Dataset records section start

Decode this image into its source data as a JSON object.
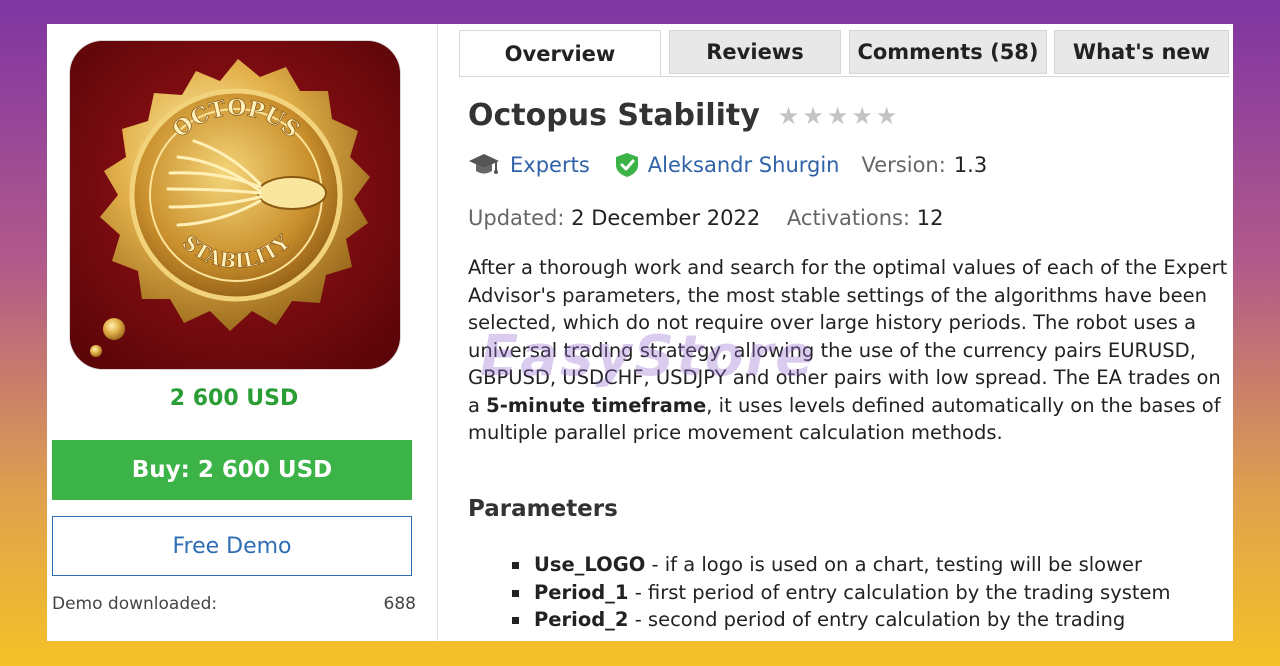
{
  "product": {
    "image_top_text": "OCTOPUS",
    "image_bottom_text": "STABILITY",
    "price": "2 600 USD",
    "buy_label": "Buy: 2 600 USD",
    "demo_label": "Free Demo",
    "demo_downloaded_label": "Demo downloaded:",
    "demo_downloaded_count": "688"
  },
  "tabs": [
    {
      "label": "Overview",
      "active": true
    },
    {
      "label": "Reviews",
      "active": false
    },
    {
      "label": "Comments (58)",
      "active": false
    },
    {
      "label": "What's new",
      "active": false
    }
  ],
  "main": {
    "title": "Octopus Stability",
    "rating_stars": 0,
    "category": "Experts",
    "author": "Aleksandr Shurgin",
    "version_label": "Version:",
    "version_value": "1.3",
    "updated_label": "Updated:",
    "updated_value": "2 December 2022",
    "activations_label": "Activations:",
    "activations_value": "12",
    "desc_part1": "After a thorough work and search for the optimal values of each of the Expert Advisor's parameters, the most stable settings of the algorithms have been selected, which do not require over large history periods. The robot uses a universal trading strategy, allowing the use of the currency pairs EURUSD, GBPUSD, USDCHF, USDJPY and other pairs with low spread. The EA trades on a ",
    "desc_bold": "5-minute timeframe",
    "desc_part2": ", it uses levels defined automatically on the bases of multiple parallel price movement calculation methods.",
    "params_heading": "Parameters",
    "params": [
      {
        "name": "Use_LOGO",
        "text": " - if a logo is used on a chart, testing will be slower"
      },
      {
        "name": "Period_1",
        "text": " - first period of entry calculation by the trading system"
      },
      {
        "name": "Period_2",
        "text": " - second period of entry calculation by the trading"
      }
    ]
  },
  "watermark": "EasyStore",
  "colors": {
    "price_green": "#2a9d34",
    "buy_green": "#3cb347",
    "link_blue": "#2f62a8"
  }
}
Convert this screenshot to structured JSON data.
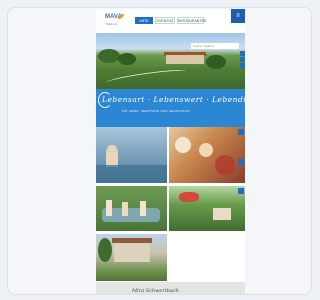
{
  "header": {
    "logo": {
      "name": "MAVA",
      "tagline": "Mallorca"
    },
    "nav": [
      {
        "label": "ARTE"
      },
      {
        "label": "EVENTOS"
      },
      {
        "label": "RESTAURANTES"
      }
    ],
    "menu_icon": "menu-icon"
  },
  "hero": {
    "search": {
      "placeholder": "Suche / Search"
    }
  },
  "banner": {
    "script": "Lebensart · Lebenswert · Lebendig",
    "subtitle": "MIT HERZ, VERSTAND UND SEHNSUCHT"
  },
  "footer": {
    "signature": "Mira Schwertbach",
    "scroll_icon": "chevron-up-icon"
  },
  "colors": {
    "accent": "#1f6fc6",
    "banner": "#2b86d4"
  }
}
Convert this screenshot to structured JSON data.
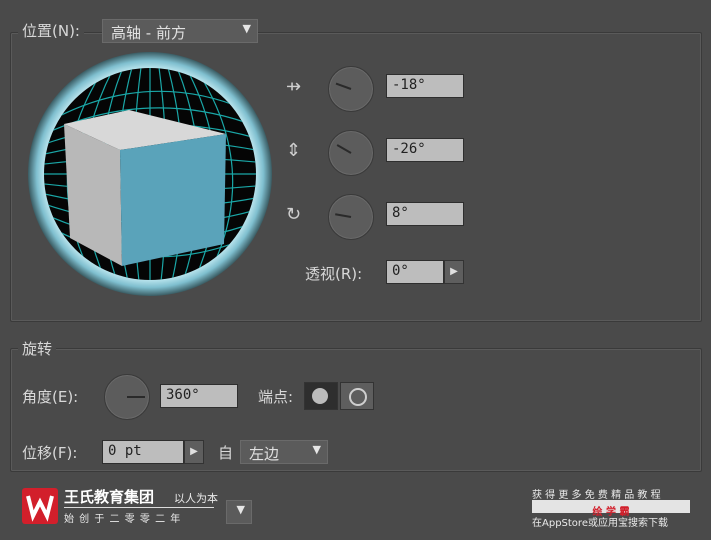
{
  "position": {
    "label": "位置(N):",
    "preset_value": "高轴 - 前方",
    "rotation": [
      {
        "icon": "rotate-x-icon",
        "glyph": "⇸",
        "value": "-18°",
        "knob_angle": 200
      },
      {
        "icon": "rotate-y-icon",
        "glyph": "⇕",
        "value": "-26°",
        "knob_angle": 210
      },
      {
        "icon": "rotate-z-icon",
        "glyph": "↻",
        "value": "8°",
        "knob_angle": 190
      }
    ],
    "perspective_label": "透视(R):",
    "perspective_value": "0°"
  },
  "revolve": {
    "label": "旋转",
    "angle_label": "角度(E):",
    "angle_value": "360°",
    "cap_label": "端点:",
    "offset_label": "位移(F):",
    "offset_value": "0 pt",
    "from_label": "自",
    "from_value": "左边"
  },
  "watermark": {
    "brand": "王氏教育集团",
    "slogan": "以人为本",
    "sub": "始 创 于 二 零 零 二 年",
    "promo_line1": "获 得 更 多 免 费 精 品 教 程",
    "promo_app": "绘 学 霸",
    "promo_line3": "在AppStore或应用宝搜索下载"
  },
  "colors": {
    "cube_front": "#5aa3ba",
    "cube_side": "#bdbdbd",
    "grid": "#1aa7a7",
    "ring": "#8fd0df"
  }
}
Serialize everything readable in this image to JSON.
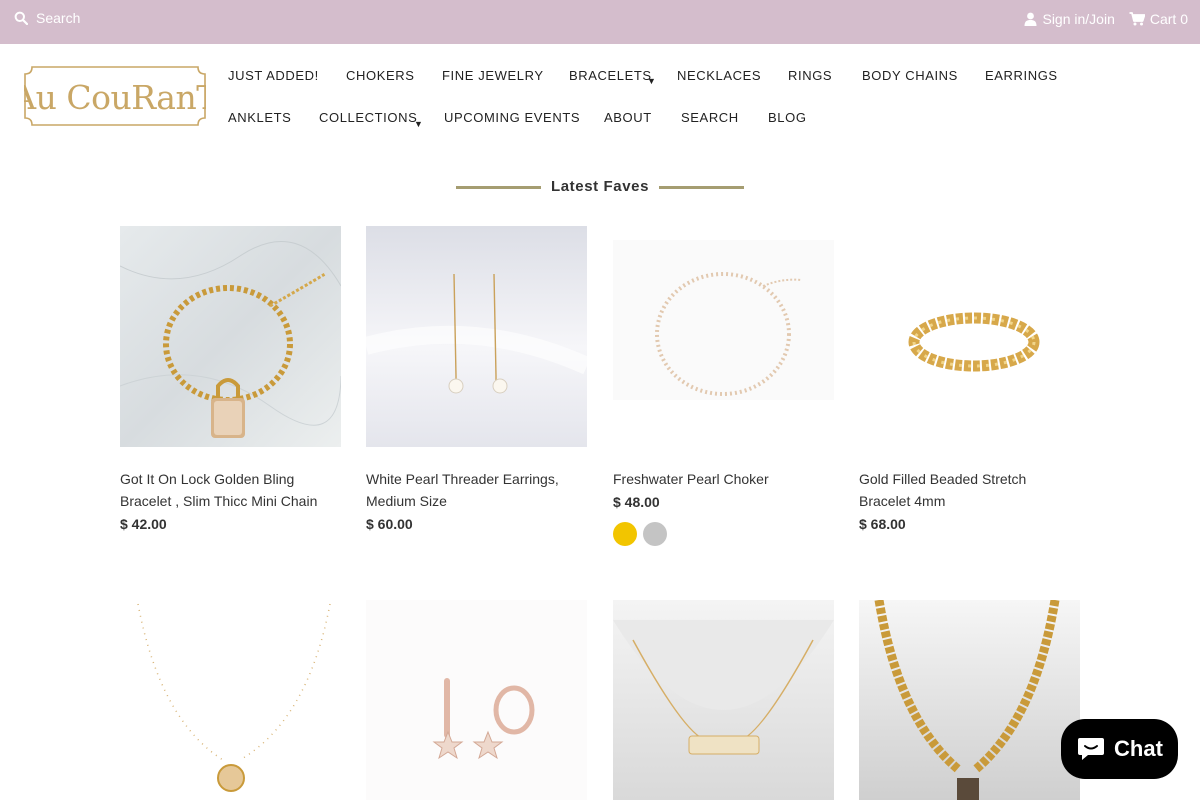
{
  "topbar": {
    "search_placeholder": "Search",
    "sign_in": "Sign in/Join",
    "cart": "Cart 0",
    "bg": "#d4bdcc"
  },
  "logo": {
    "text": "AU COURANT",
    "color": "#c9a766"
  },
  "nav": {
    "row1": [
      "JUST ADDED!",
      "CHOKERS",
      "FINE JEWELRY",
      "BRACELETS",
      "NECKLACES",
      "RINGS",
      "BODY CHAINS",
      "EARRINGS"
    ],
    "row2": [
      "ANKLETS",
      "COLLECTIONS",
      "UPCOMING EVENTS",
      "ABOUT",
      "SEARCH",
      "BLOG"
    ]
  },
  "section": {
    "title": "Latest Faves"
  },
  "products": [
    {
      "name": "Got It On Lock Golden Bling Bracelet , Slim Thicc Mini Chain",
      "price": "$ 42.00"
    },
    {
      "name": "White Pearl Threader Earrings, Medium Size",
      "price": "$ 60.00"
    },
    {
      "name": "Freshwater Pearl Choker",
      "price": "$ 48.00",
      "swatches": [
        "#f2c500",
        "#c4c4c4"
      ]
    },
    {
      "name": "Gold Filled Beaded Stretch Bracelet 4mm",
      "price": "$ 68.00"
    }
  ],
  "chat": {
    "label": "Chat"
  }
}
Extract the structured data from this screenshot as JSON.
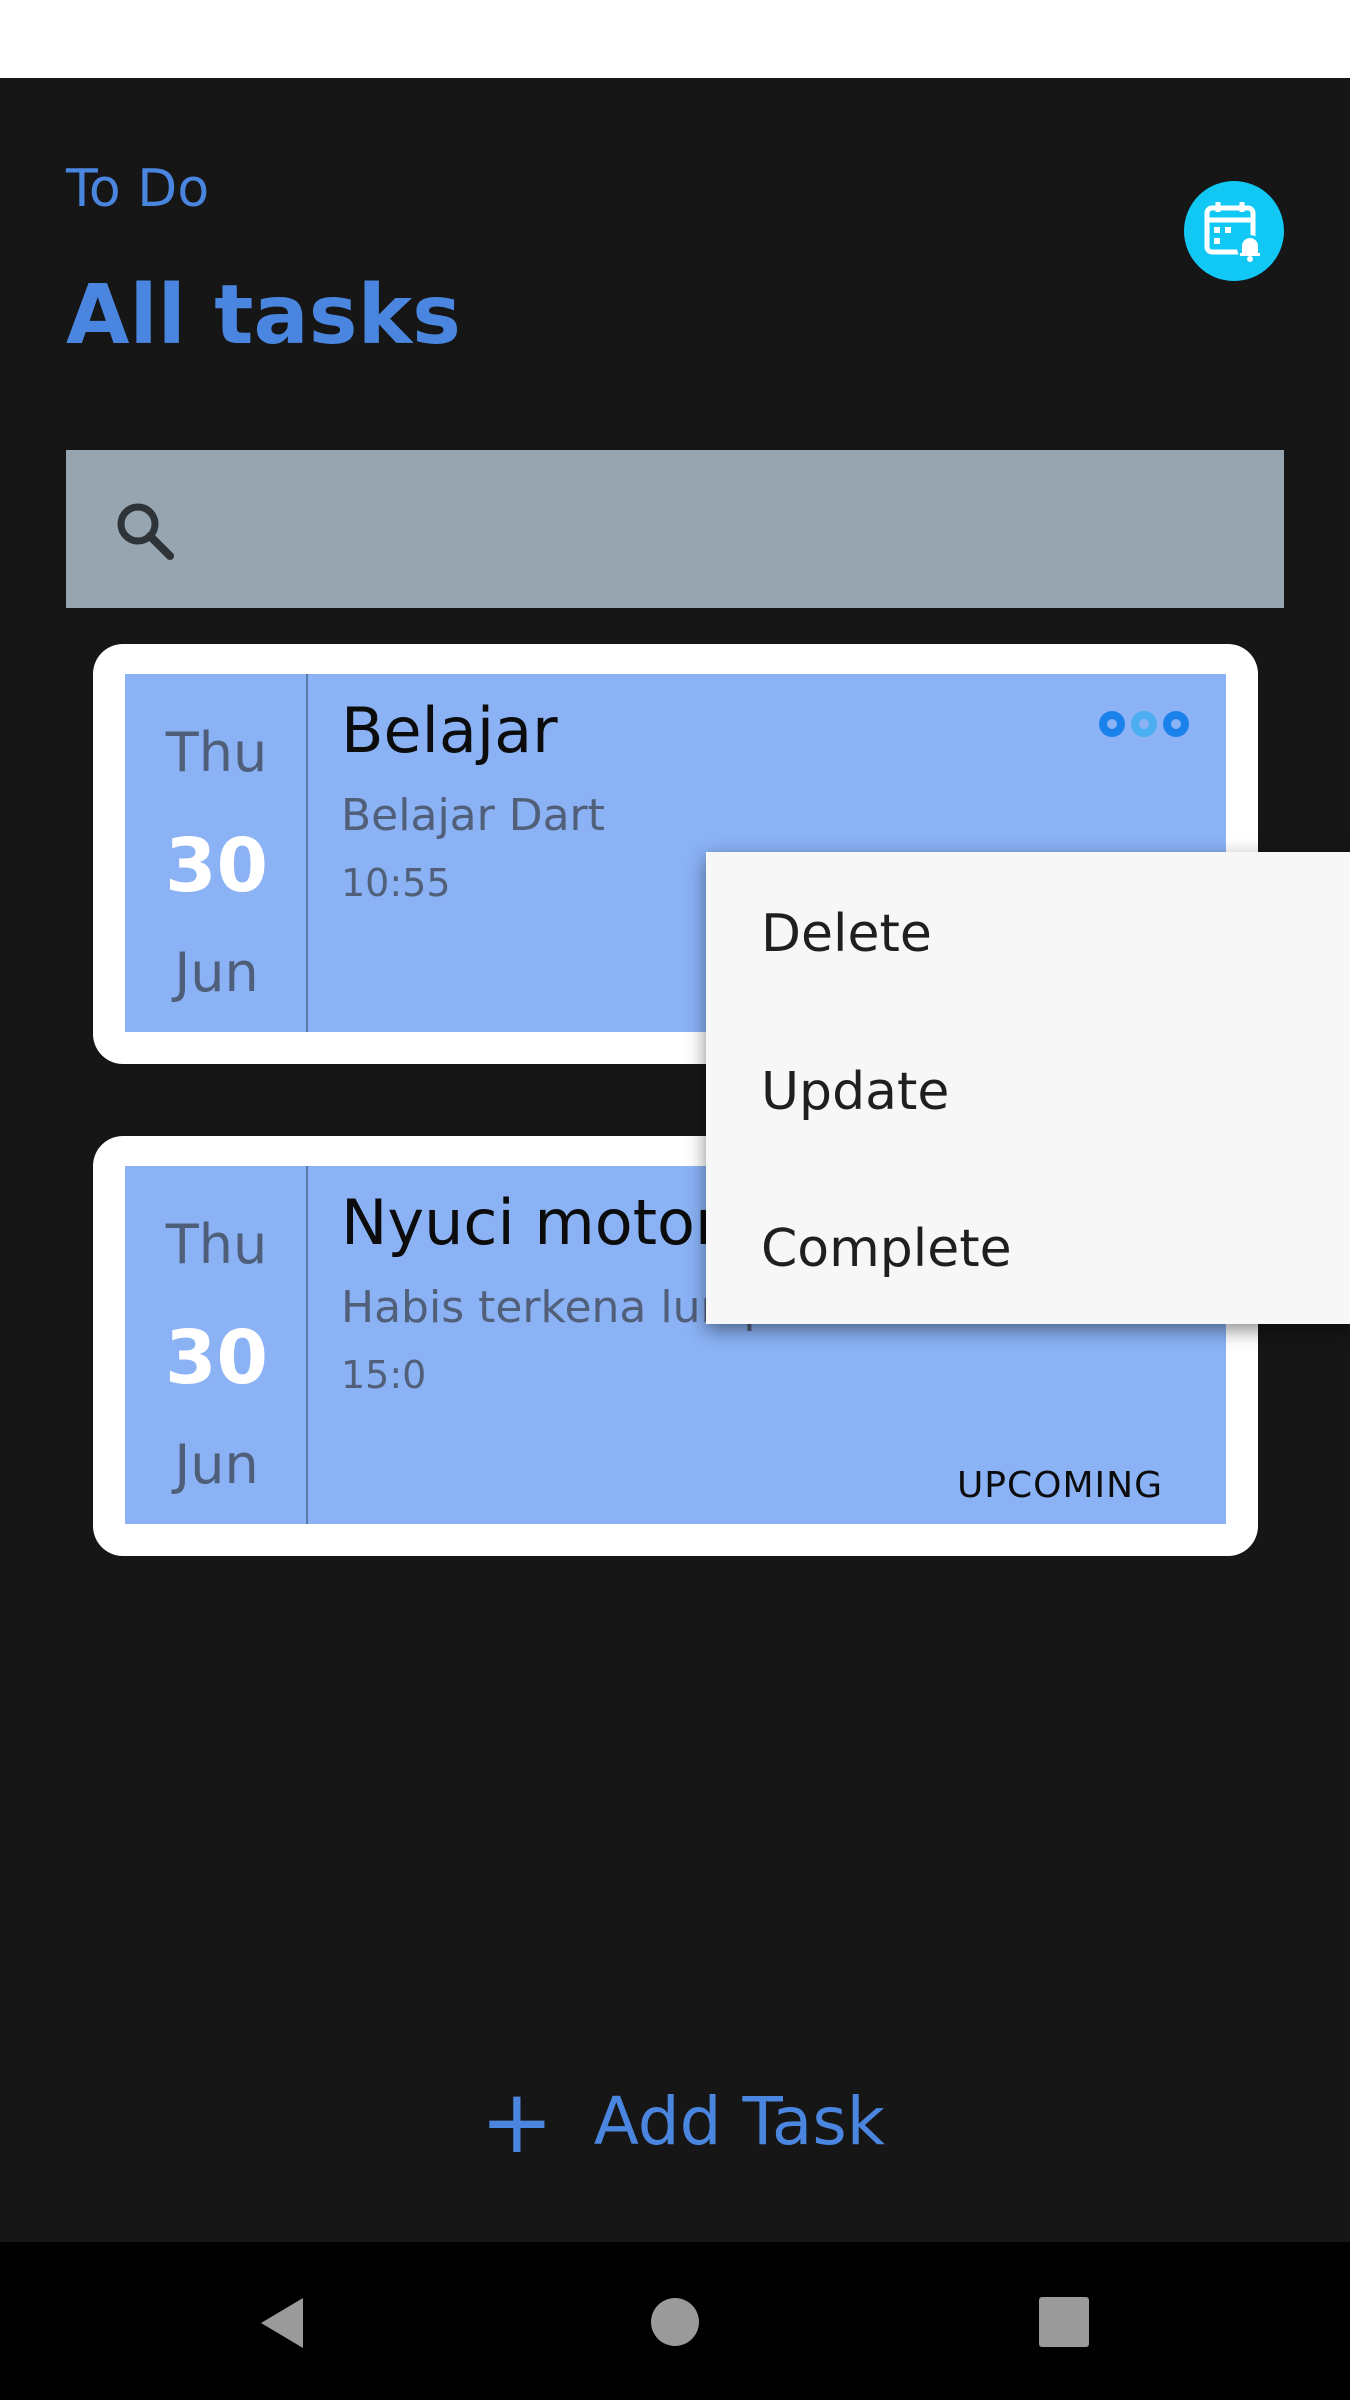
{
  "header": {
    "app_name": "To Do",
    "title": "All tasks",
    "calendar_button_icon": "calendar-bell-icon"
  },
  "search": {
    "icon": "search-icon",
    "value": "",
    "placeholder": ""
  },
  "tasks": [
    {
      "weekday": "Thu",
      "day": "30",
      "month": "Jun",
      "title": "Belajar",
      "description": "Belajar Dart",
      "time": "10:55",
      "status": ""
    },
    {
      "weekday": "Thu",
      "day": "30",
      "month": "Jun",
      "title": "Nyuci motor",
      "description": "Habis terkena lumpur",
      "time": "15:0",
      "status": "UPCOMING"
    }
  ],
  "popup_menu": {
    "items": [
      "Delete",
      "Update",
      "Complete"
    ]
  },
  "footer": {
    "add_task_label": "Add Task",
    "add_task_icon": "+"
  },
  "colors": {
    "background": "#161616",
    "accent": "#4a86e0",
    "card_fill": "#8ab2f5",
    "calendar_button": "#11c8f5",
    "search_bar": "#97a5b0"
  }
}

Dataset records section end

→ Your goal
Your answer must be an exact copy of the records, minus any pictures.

→ Reply
Decode this image into its source data as a JSON object.
{
  "product": {
    "image_top_text": "OCTOPUS",
    "image_bottom_text": "STABILITY",
    "price": "2 600 USD",
    "buy_label": "Buy: 2 600 USD",
    "demo_label": "Free Demo",
    "demo_downloaded_label": "Demo downloaded:",
    "demo_downloaded_count": "688"
  },
  "tabs": [
    {
      "label": "Overview",
      "active": true
    },
    {
      "label": "Reviews",
      "active": false
    },
    {
      "label": "Comments (58)",
      "active": false
    },
    {
      "label": "What's new",
      "active": false
    }
  ],
  "main": {
    "title": "Octopus Stability",
    "rating_stars": 0,
    "category": "Experts",
    "author": "Aleksandr Shurgin",
    "version_label": "Version:",
    "version_value": "1.3",
    "updated_label": "Updated:",
    "updated_value": "2 December 2022",
    "activations_label": "Activations:",
    "activations_value": "12",
    "desc_part1": "After a thorough work and search for the optimal values of each of the Expert Advisor's parameters, the most stable settings of the algorithms have been selected, which do not require over large history periods. The robot uses a universal trading strategy, allowing the use of the currency pairs EURUSD, GBPUSD, USDCHF, USDJPY and other pairs with low spread. The EA trades on a ",
    "desc_bold": "5-minute timeframe",
    "desc_part2": ", it uses levels defined automatically on the bases of multiple parallel price movement calculation methods.",
    "params_heading": "Parameters",
    "params": [
      {
        "name": "Use_LOGO",
        "text": " - if a logo is used on a chart, testing will be slower"
      },
      {
        "name": "Period_1",
        "text": " - first period of entry calculation by the trading system"
      },
      {
        "name": "Period_2",
        "text": " - second period of entry calculation by the trading"
      }
    ]
  },
  "watermark": "EasyStore",
  "colors": {
    "price_green": "#2a9d34",
    "buy_green": "#3cb347",
    "link_blue": "#2f62a8"
  }
}
Convert this screenshot to structured JSON data.
{
  "header": {
    "logo": {
      "name": "MAVA",
      "tagline": "Mallorca"
    },
    "nav": [
      {
        "label": "ARTE"
      },
      {
        "label": "EVENTOS"
      },
      {
        "label": "RESTAURANTES"
      }
    ],
    "menu_icon": "menu-icon"
  },
  "hero": {
    "search": {
      "placeholder": "Suche / Search"
    }
  },
  "banner": {
    "script": "Lebensart · Lebenswert · Lebendig",
    "subtitle": "MIT HERZ, VERSTAND UND SEHNSUCHT"
  },
  "footer": {
    "signature": "Mira Schwertbach",
    "scroll_icon": "chevron-up-icon"
  },
  "colors": {
    "accent": "#1f6fc6",
    "banner": "#2b86d4"
  }
}
Convert this screenshot to structured JSON data.
{
  "position": {
    "label": "位置(N):",
    "preset_value": "高轴 - 前方",
    "rotation": [
      {
        "icon": "rotate-x-icon",
        "glyph": "⇸",
        "value": "-18°",
        "knob_angle": 200
      },
      {
        "icon": "rotate-y-icon",
        "glyph": "⇕",
        "value": "-26°",
        "knob_angle": 210
      },
      {
        "icon": "rotate-z-icon",
        "glyph": "↻",
        "value": "8°",
        "knob_angle": 190
      }
    ],
    "perspective_label": "透视(R):",
    "perspective_value": "0°"
  },
  "revolve": {
    "label": "旋转",
    "angle_label": "角度(E):",
    "angle_value": "360°",
    "cap_label": "端点:",
    "offset_label": "位移(F):",
    "offset_value": "0 pt",
    "from_label": "自",
    "from_value": "左边"
  },
  "watermark": {
    "brand": "王氏教育集团",
    "slogan": "以人为本",
    "sub": "始 创 于 二 零 零 二 年",
    "promo_line1": "获 得 更 多 免 费 精 品 教 程",
    "promo_app": "绘 学 霸",
    "promo_line3": "在AppStore或应用宝搜索下载"
  },
  "colors": {
    "cube_front": "#5aa3ba",
    "cube_side": "#bdbdbd",
    "grid": "#1aa7a7",
    "ring": "#8fd0df"
  }
}
Serialize everything readable in this image to JSON.
{
  "topbar": {
    "search_placeholder": "Search",
    "sign_in": "Sign in/Join",
    "cart": "Cart 0",
    "bg": "#d4bdcc"
  },
  "logo": {
    "text": "AU COURANT",
    "color": "#c9a766"
  },
  "nav": {
    "row1": [
      "JUST ADDED!",
      "CHOKERS",
      "FINE JEWELRY",
      "BRACELETS",
      "NECKLACES",
      "RINGS",
      "BODY CHAINS",
      "EARRINGS"
    ],
    "row2": [
      "ANKLETS",
      "COLLECTIONS",
      "UPCOMING EVENTS",
      "ABOUT",
      "SEARCH",
      "BLOG"
    ]
  },
  "section": {
    "title": "Latest Faves"
  },
  "products": [
    {
      "name": "Got It On Lock Golden Bling Bracelet , Slim Thicc Mini Chain",
      "price": "$ 42.00"
    },
    {
      "name": "White Pearl Threader Earrings, Medium Size",
      "price": "$ 60.00"
    },
    {
      "name": "Freshwater Pearl Choker",
      "price": "$ 48.00",
      "swatches": [
        "#f2c500",
        "#c4c4c4"
      ]
    },
    {
      "name": "Gold Filled Beaded Stretch Bracelet 4mm",
      "price": "$ 68.00"
    }
  ],
  "chat": {
    "label": "Chat"
  }
}
Extract the structured data from this screenshot as JSON.
{
  "header": {
    "app_name": "To Do",
    "title": "All tasks",
    "calendar_button_icon": "calendar-bell-icon"
  },
  "search": {
    "icon": "search-icon",
    "value": "",
    "placeholder": ""
  },
  "tasks": [
    {
      "weekday": "Thu",
      "day": "30",
      "month": "Jun",
      "title": "Belajar",
      "description": "Belajar Dart",
      "time": "10:55",
      "status": ""
    },
    {
      "weekday": "Thu",
      "day": "30",
      "month": "Jun",
      "title": "Nyuci motor",
      "description": "Habis terkena lumpur",
      "time": "15:0",
      "status": "UPCOMING"
    }
  ],
  "popup_menu": {
    "items": [
      "Delete",
      "Update",
      "Complete"
    ]
  },
  "footer": {
    "add_task_label": "Add Task",
    "add_task_icon": "+"
  },
  "colors": {
    "background": "#161616",
    "accent": "#4a86e0",
    "card_fill": "#8ab2f5",
    "calendar_button": "#11c8f5",
    "search_bar": "#97a5b0"
  }
}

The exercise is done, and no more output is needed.